Ingredients:  6 servings

2 cups fine dark bourghol

½ cup olive oil

4 onions (350 g), finely chopped

2 tablespoons ground cumin

4 tomatoes (600 g), finely chopped

6 to 7 tablespoons pomegranate molasses

2 tablespoons tomato (see note below)

1 teaspoon or more Aleppo hot red pepper paste or few drops Tabasco

1½ tablespoons dried and crumbled mint leaves

3 to 4 spring onions, white and green part finely chopped

1 cup finely chopped parsley

2 to 3 teaspoons salt

For decoration (optional)

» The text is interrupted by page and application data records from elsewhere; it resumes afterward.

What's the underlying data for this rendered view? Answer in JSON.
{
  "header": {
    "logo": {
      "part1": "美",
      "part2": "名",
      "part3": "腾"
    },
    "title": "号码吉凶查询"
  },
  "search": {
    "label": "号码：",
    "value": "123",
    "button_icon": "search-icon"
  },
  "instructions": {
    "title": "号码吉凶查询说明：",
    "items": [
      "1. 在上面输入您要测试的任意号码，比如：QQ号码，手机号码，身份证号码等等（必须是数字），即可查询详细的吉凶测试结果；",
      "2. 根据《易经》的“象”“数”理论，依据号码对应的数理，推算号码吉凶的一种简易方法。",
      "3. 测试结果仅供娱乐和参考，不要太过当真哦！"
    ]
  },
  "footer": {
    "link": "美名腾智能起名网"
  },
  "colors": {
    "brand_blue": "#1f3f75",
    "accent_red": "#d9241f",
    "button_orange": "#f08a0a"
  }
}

½ cup finely chopped parsley

2 tomatoes, one seeds removed, finely chopped, one cut like a flower


1. Fry onion in olive oil over low heat till tender but not colored, add cumin, black pepper, and fry few seconds more.

2. Add tomatoes and cook 3 minutes. 

3. Add bourghol to the pan without washing it and cook few seconds while stirring.

4. Add pomegranate molasses, tomato paste, hot pepper paste, mint, and salt.

5. Stir mixture well, cover pan, and set aside till bourghol absorbs the liquid, stirring it after 20 minutes with a fork (at this stage the recipe may be prepared a day ahead and refrigerated till needed).

6. Mix in parsley and chopped spring onion.

7. Spoon ingredients into a circle or cake pan of choice pressing on top.

8. Turn Itch to a serving plate, garnish top with chopped parsley and chopped tomatoes, and serve with lettuce leaves or on its won.


About ¼ cup or more of Dibs el Fleifleh (sweet red pepper paste from Armenian shops) may be added with the fresh tomatoes for extra taste; in this case do not use tomato paste.

© 2005 Cooking Courses Marlene Matar